Entries taken from a collection:
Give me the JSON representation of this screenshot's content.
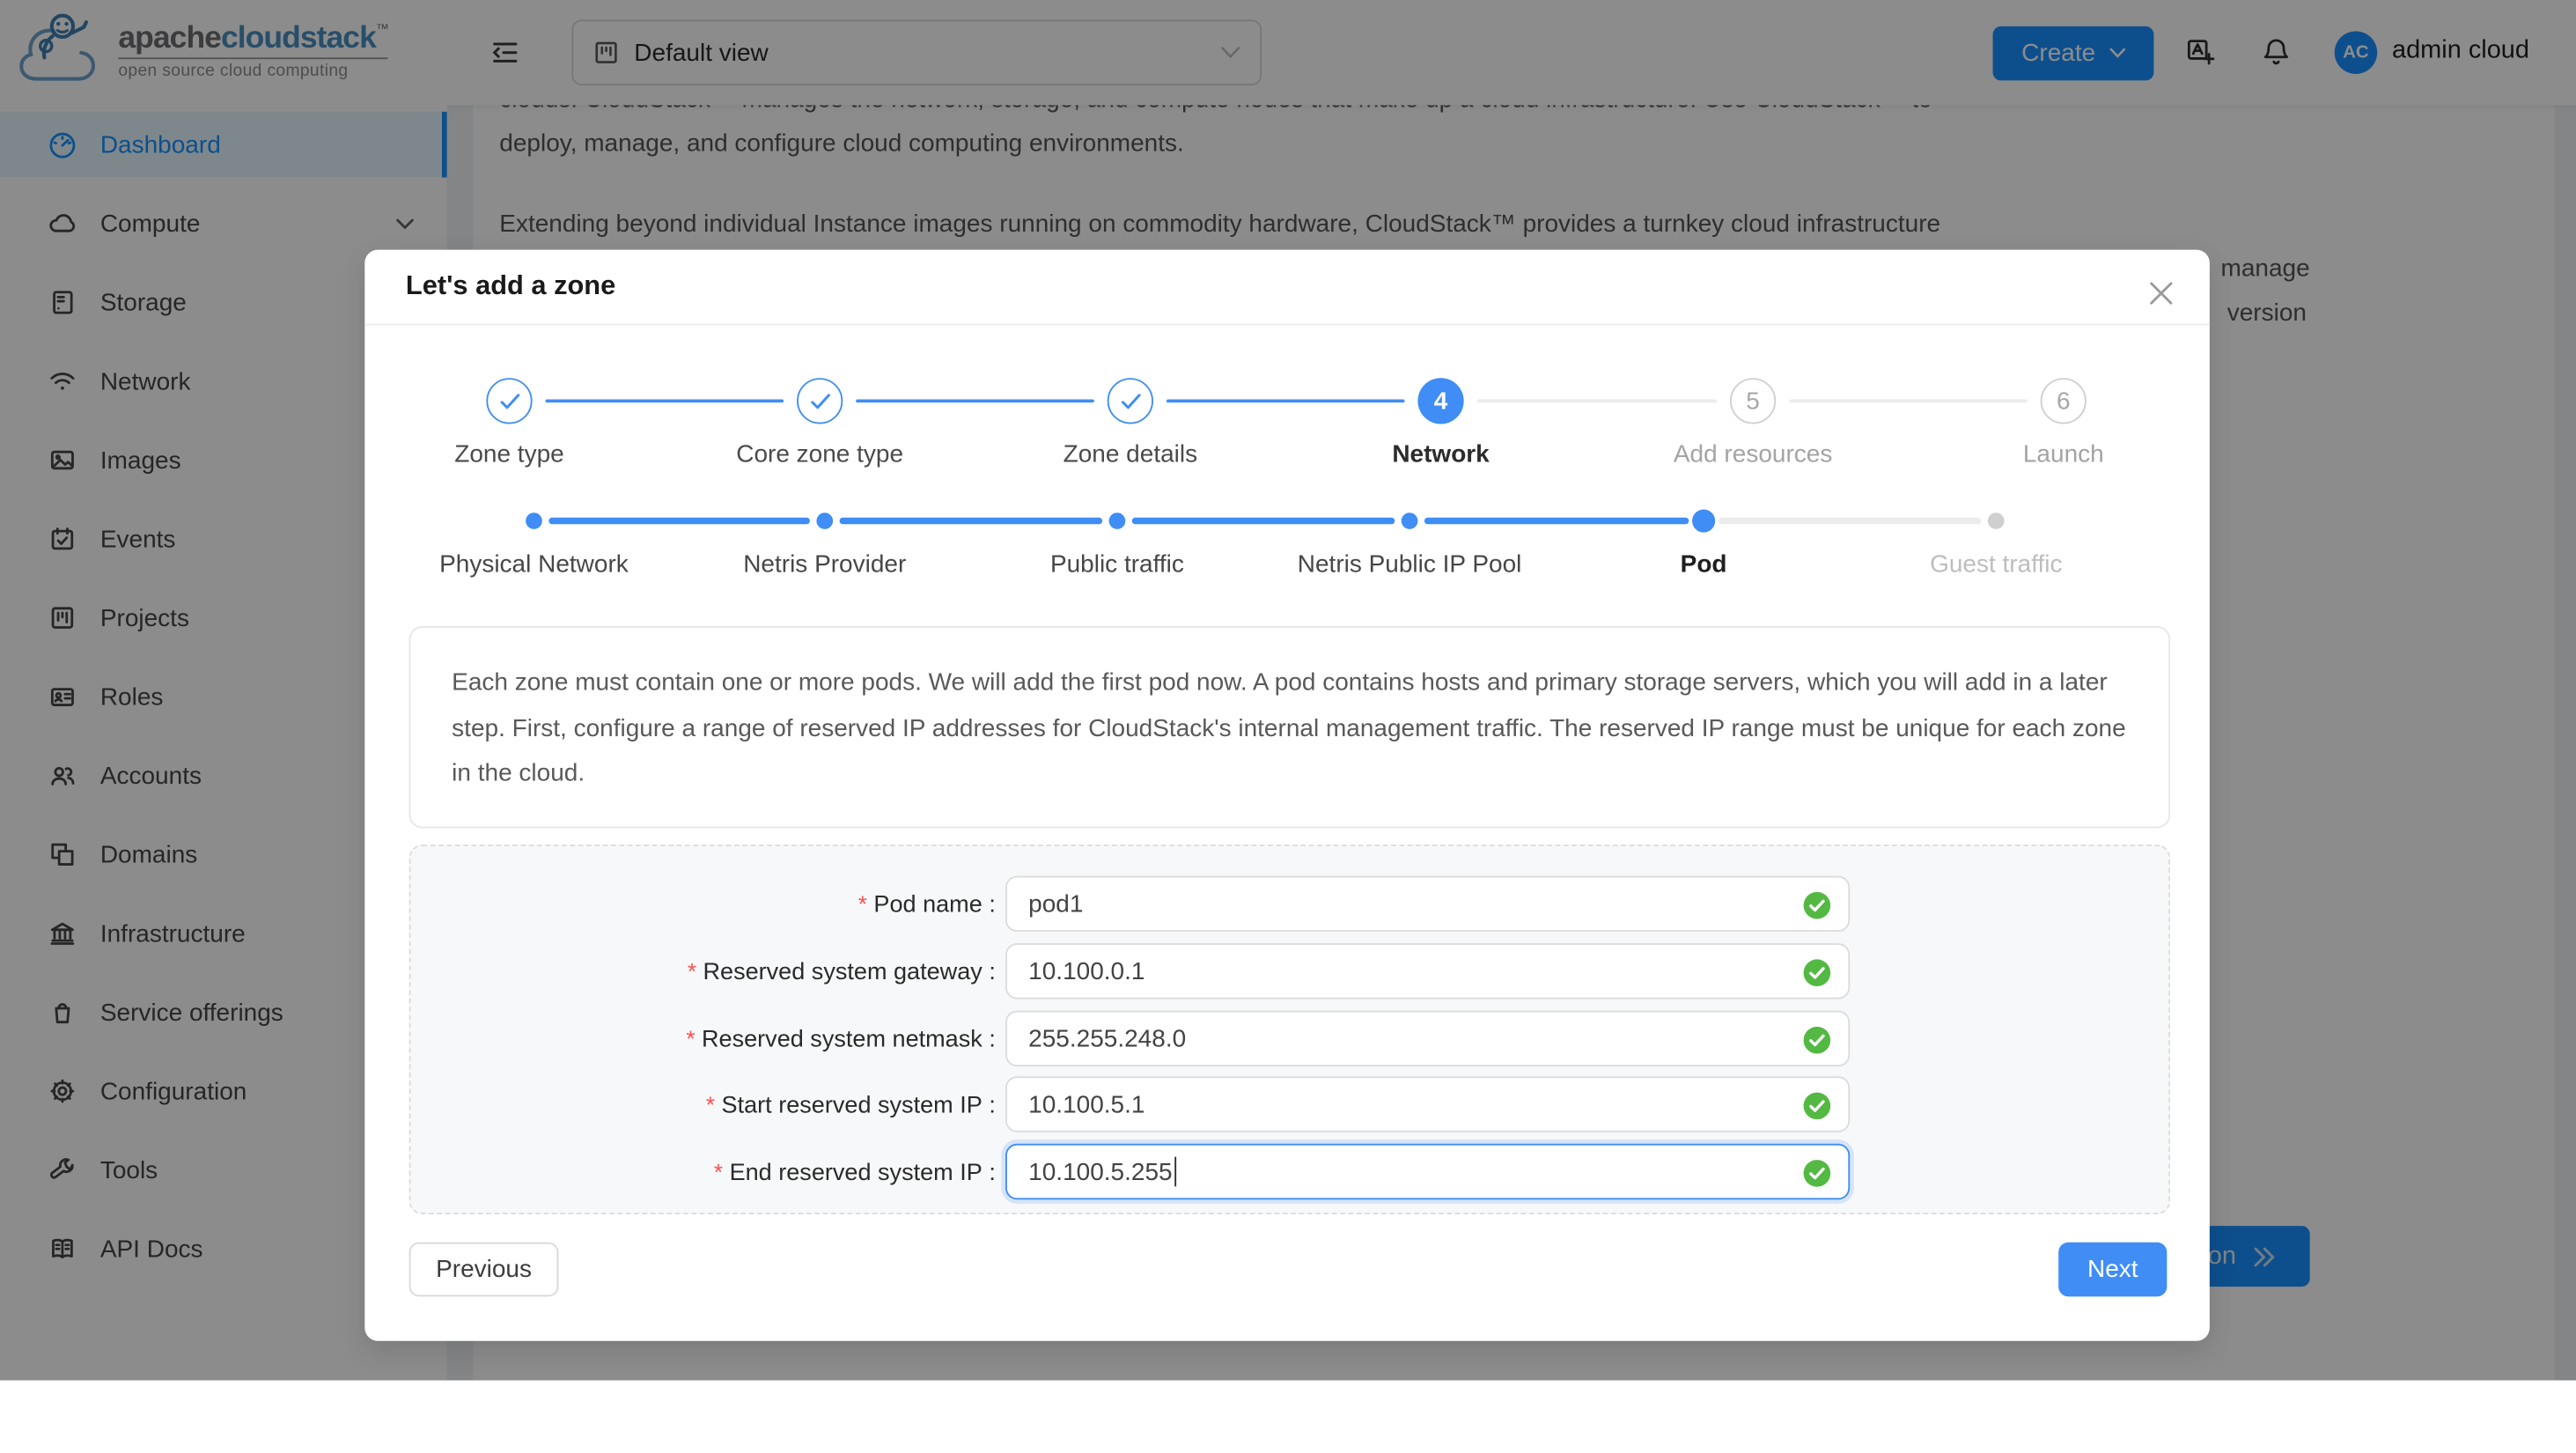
{
  "colors": {
    "app_primary": "#1890ff",
    "modal_primary": "#3f8df5",
    "valid_green": "#53b942",
    "required_red": "#ff4d4f",
    "mask": "rgba(0,0,0,0.45)",
    "menu_selected_bg": "#e6f7ff"
  },
  "logo": {
    "brand_gray": "apache",
    "brand_blue": "cloudstack",
    "trademark": "™",
    "tagline": "open source cloud computing",
    "icon": "cloudstack-monkey-cloud-logo"
  },
  "topbar": {
    "view_select": {
      "value": "Default view",
      "icon": "project-icon",
      "chevron": "chevron-down-icon"
    },
    "create_label": "Create",
    "icons": [
      "menu-fold-icon",
      "translate-icon",
      "bell-icon"
    ],
    "user": {
      "initials": "AC",
      "name": "admin cloud"
    }
  },
  "sidebar": {
    "items": [
      {
        "label": "Dashboard",
        "icon": "dashboard-icon",
        "active": true
      },
      {
        "label": "Compute",
        "icon": "cloud-icon",
        "has_chevron": true
      },
      {
        "label": "Storage",
        "icon": "storage-icon"
      },
      {
        "label": "Network",
        "icon": "wifi-icon"
      },
      {
        "label": "Images",
        "icon": "picture-icon"
      },
      {
        "label": "Events",
        "icon": "calendar-check-icon"
      },
      {
        "label": "Projects",
        "icon": "kanban-icon"
      },
      {
        "label": "Roles",
        "icon": "id-card-icon"
      },
      {
        "label": "Accounts",
        "icon": "team-icon"
      },
      {
        "label": "Domains",
        "icon": "overlapping-squares-icon"
      },
      {
        "label": "Infrastructure",
        "icon": "bank-icon"
      },
      {
        "label": "Service offerings",
        "icon": "shopping-bag-icon"
      },
      {
        "label": "Configuration",
        "icon": "gear-icon"
      },
      {
        "label": "Tools",
        "icon": "wrench-icon"
      },
      {
        "label": "API Docs",
        "icon": "open-book-icon"
      }
    ]
  },
  "background_page": {
    "para1_line1": "clouds. CloudStack™ manages the network, storage, and compute nodes that make up a cloud infrastructure. Use CloudStack™ to",
    "para1_line2": "deploy, manage, and configure cloud computing environments.",
    "para2_line1": "Extending beyond individual Instance images running on commodity hardware, CloudStack™ provides a turnkey cloud infrastructure",
    "fragment_line2_end": "manage",
    "fragment_line3_end": "version",
    "doc_button_label": "Documentation",
    "doc_button_icon": "double-chevron-right-icon"
  },
  "modal": {
    "title": "Let's add a zone",
    "close_icon": "close-icon",
    "steps": [
      {
        "label": "Zone type",
        "state": "finish"
      },
      {
        "label": "Core zone type",
        "state": "finish"
      },
      {
        "label": "Zone details",
        "state": "finish"
      },
      {
        "label": "Network",
        "state": "active",
        "number": "4"
      },
      {
        "label": "Add resources",
        "state": "wait",
        "number": "5"
      },
      {
        "label": "Launch",
        "state": "wait",
        "number": "6"
      }
    ],
    "sub_steps": [
      {
        "label": "Physical Network"
      },
      {
        "label": "Netris Provider"
      },
      {
        "label": "Public traffic"
      },
      {
        "label": "Netris Public IP Pool"
      },
      {
        "label": "Pod",
        "active": true
      },
      {
        "label": "Guest traffic",
        "pending": true
      }
    ],
    "info": "Each zone must contain one or more pods. We will add the first pod now. A pod contains hosts and primary storage servers, which you will add in a later step. First, configure a range of reserved IP addresses for CloudStack's internal management traffic. The reserved IP range must be unique for each zone in the cloud.",
    "form": {
      "required_mark": "*",
      "colon": ":",
      "fields": [
        {
          "label": "Pod name",
          "value": "pod1",
          "valid": true
        },
        {
          "label": "Reserved system gateway",
          "value": "10.100.0.1",
          "valid": true
        },
        {
          "label": "Reserved system netmask",
          "value": "255.255.248.0",
          "valid": true
        },
        {
          "label": "Start reserved system IP",
          "value": "10.100.5.1",
          "valid": true
        },
        {
          "label": "End reserved system IP",
          "value": "10.100.5.255",
          "valid": true,
          "focused": true
        }
      ]
    },
    "buttons": {
      "previous": "Previous",
      "next": "Next"
    }
  }
}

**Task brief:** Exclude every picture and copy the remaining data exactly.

**Reply to the exercise:**
Give me the JSON representation of this screenshot's content.
{
  "colors": {
    "app_primary": "#1890ff",
    "modal_primary": "#3f8df5",
    "valid_green": "#53b942",
    "required_red": "#ff4d4f",
    "mask": "rgba(0,0,0,0.45)",
    "menu_selected_bg": "#e6f7ff"
  },
  "logo": {
    "brand_gray": "apache",
    "brand_blue": "cloudstack",
    "trademark": "™",
    "tagline": "open source cloud computing",
    "icon": "cloudstack-monkey-cloud-logo"
  },
  "topbar": {
    "view_select": {
      "value": "Default view",
      "icon": "project-icon",
      "chevron": "chevron-down-icon"
    },
    "create_label": "Create",
    "icons": [
      "menu-fold-icon",
      "translate-icon",
      "bell-icon"
    ],
    "user": {
      "initials": "AC",
      "name": "admin cloud"
    }
  },
  "sidebar": {
    "items": [
      {
        "label": "Dashboard",
        "icon": "dashboard-icon",
        "active": true
      },
      {
        "label": "Compute",
        "icon": "cloud-icon",
        "has_chevron": true
      },
      {
        "label": "Storage",
        "icon": "storage-icon"
      },
      {
        "label": "Network",
        "icon": "wifi-icon"
      },
      {
        "label": "Images",
        "icon": "picture-icon"
      },
      {
        "label": "Events",
        "icon": "calendar-check-icon"
      },
      {
        "label": "Projects",
        "icon": "kanban-icon"
      },
      {
        "label": "Roles",
        "icon": "id-card-icon"
      },
      {
        "label": "Accounts",
        "icon": "team-icon"
      },
      {
        "label": "Domains",
        "icon": "overlapping-squares-icon"
      },
      {
        "label": "Infrastructure",
        "icon": "bank-icon"
      },
      {
        "label": "Service offerings",
        "icon": "shopping-bag-icon"
      },
      {
        "label": "Configuration",
        "icon": "gear-icon"
      },
      {
        "label": "Tools",
        "icon": "wrench-icon"
      },
      {
        "label": "API Docs",
        "icon": "open-book-icon"
      }
    ]
  },
  "background_page": {
    "para1_line1": "clouds. CloudStack™ manages the network, storage, and compute nodes that make up a cloud infrastructure. Use CloudStack™ to",
    "para1_line2": "deploy, manage, and configure cloud computing environments.",
    "para2_line1": "Extending beyond individual Instance images running on commodity hardware, CloudStack™ provides a turnkey cloud infrastructure",
    "fragment_line2_end": "manage",
    "fragment_line3_end": "version",
    "doc_button_label": "Documentation",
    "doc_button_icon": "double-chevron-right-icon"
  },
  "modal": {
    "title": "Let's add a zone",
    "close_icon": "close-icon",
    "steps": [
      {
        "label": "Zone type",
        "state": "finish"
      },
      {
        "label": "Core zone type",
        "state": "finish"
      },
      {
        "label": "Zone details",
        "state": "finish"
      },
      {
        "label": "Network",
        "state": "active",
        "number": "4"
      },
      {
        "label": "Add resources",
        "state": "wait",
        "number": "5"
      },
      {
        "label": "Launch",
        "state": "wait",
        "number": "6"
      }
    ],
    "sub_steps": [
      {
        "label": "Physical Network"
      },
      {
        "label": "Netris Provider"
      },
      {
        "label": "Public traffic"
      },
      {
        "label": "Netris Public IP Pool"
      },
      {
        "label": "Pod",
        "active": true
      },
      {
        "label": "Guest traffic",
        "pending": true
      }
    ],
    "info": "Each zone must contain one or more pods. We will add the first pod now. A pod contains hosts and primary storage servers, which you will add in a later step. First, configure a range of reserved IP addresses for CloudStack's internal management traffic. The reserved IP range must be unique for each zone in the cloud.",
    "form": {
      "required_mark": "*",
      "colon": ":",
      "fields": [
        {
          "label": "Pod name",
          "value": "pod1",
          "valid": true
        },
        {
          "label": "Reserved system gateway",
          "value": "10.100.0.1",
          "valid": true
        },
        {
          "label": "Reserved system netmask",
          "value": "255.255.248.0",
          "valid": true
        },
        {
          "label": "Start reserved system IP",
          "value": "10.100.5.1",
          "valid": true
        },
        {
          "label": "End reserved system IP",
          "value": "10.100.5.255",
          "valid": true,
          "focused": true
        }
      ]
    },
    "buttons": {
      "previous": "Previous",
      "next": "Next"
    }
  }
}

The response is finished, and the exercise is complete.